Your instructions
Search the material below for lines containing the string "date", and copy every one you find.

Data for processing
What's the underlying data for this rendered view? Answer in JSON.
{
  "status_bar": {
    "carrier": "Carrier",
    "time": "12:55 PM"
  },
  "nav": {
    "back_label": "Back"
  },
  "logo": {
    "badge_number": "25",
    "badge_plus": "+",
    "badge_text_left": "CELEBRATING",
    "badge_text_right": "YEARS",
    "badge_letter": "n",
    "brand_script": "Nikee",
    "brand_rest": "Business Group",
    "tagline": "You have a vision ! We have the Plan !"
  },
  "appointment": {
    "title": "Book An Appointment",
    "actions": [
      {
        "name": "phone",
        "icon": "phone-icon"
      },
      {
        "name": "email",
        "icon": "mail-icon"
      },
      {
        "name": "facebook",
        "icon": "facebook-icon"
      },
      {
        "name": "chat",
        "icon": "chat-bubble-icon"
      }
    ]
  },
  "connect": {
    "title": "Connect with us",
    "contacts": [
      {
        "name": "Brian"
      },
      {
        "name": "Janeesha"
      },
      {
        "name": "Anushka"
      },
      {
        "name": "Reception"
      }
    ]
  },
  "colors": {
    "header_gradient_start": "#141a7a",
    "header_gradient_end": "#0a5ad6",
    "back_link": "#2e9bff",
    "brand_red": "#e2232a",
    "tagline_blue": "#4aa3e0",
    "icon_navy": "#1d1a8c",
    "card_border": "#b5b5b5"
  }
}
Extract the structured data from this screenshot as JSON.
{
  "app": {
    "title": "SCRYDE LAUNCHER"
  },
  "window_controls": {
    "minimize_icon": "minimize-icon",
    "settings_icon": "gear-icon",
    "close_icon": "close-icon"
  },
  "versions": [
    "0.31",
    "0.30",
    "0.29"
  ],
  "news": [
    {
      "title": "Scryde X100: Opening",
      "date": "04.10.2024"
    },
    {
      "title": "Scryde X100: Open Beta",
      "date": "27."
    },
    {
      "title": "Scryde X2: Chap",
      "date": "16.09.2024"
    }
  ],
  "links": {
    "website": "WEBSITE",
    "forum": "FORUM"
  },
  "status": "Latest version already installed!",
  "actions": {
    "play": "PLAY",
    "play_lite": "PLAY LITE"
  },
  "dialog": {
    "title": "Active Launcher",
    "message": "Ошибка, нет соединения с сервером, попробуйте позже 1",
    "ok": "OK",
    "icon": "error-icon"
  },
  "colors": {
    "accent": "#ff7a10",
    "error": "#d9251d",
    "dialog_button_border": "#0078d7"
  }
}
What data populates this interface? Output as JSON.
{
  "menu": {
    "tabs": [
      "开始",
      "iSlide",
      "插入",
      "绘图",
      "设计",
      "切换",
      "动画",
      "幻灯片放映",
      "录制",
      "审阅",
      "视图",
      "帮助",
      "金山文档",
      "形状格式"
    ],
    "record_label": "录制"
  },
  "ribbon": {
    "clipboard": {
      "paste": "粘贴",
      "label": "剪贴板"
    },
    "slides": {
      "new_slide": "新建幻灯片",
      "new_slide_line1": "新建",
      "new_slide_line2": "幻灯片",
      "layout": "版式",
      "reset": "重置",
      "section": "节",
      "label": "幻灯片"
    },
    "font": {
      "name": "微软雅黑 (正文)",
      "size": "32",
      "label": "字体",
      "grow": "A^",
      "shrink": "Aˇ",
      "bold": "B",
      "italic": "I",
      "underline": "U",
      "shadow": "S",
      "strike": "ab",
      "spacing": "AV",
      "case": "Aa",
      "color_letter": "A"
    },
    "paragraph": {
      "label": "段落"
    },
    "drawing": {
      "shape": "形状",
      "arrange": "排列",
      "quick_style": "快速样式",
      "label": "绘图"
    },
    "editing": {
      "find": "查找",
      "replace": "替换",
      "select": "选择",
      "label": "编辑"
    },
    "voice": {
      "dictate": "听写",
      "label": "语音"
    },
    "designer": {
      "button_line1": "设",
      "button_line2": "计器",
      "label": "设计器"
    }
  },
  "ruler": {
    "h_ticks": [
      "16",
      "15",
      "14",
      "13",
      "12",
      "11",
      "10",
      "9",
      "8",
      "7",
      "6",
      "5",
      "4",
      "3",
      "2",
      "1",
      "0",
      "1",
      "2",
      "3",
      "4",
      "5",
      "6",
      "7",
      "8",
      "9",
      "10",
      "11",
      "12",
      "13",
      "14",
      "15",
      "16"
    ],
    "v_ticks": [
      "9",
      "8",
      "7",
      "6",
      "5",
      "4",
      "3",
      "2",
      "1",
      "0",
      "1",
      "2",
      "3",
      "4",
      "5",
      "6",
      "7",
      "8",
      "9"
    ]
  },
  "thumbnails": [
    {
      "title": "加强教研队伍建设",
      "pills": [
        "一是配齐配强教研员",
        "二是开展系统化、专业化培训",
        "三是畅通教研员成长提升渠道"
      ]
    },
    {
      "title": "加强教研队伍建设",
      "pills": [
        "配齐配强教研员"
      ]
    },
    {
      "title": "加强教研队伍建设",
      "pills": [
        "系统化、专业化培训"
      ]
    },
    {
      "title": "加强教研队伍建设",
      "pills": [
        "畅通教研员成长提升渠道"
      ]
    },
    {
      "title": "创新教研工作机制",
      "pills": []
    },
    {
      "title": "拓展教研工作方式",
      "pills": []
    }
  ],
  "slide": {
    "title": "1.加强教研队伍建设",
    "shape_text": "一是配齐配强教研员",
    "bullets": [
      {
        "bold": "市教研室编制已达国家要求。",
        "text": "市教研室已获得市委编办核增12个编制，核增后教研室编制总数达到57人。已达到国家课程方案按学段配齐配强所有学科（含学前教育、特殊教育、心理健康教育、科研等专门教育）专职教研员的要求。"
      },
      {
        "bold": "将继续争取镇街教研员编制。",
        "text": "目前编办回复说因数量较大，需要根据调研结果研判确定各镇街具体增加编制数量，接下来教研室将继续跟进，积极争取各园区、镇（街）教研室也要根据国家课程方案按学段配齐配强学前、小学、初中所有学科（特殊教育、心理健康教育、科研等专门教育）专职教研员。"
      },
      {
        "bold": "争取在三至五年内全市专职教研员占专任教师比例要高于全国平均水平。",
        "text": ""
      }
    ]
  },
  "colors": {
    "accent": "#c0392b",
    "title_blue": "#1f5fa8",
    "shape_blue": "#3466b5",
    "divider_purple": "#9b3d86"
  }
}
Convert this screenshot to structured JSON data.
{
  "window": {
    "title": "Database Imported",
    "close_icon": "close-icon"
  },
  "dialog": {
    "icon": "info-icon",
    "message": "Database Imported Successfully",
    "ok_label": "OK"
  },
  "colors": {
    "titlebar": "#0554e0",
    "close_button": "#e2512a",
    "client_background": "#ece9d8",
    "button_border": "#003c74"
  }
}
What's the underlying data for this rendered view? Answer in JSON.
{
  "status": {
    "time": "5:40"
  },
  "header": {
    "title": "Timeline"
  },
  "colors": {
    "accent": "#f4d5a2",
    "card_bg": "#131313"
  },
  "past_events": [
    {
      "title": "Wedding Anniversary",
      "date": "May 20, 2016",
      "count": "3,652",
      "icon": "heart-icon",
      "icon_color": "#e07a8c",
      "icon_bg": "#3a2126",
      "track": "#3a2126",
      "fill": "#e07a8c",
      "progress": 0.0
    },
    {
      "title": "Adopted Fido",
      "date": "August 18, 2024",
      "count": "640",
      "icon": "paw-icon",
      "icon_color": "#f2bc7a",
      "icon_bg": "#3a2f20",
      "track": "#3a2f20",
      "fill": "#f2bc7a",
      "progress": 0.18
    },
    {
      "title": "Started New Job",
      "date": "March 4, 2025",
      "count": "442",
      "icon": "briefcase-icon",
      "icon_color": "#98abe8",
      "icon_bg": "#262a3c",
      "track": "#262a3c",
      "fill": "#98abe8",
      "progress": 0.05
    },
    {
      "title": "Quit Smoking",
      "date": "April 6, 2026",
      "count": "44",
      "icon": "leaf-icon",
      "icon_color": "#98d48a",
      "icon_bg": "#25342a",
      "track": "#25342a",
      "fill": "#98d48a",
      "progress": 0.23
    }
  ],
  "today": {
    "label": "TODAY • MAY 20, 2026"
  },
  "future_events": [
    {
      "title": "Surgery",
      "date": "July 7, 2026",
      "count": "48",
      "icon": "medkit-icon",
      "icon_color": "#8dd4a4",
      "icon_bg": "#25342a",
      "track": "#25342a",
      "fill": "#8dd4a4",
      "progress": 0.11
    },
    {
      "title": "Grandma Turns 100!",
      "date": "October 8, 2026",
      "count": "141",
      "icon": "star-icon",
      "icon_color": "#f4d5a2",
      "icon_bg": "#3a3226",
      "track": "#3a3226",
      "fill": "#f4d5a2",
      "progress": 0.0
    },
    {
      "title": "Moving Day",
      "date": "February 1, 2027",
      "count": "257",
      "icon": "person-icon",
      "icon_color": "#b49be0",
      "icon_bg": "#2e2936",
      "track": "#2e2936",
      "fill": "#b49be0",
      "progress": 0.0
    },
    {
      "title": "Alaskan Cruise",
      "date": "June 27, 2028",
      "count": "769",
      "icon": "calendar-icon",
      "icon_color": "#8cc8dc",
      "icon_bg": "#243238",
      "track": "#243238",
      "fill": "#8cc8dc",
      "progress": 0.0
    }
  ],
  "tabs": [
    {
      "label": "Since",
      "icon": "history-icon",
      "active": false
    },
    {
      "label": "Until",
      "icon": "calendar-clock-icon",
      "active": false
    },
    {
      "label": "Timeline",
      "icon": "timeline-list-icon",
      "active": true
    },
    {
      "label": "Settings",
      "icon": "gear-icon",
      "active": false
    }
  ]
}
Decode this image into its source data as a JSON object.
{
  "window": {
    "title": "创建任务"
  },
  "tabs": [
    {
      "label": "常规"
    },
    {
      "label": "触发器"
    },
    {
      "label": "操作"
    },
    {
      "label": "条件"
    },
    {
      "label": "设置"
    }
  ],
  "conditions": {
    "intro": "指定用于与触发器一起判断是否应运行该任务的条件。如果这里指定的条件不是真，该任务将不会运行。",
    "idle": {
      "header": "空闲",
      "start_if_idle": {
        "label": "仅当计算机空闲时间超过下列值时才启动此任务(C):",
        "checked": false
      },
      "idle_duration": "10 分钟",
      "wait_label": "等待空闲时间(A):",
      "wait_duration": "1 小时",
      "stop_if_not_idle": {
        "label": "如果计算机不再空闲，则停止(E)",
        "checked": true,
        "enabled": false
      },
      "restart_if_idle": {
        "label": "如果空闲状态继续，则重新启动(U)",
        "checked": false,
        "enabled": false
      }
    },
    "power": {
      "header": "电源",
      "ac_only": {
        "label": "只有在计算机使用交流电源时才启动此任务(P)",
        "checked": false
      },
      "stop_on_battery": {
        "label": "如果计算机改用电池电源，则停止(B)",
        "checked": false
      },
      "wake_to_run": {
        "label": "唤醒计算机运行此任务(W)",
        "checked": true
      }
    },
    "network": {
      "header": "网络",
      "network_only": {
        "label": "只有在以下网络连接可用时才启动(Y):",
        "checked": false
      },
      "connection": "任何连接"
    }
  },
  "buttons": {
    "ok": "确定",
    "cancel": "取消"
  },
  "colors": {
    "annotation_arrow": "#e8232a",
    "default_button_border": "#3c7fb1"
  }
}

Response
      "date": "04.10.2024"
      "date": "27."
      "date": "16.09.2024"
      "date": "May 20, 2016",
      "date": "August 18, 2024",
      "date": "March 4, 2025",
      "date": "April 6, 2026",
      "date": "July 7, 2026",
      "date": "October 8, 2026",
      "date": "February 1, 2027",
      "date": "June 27, 2028",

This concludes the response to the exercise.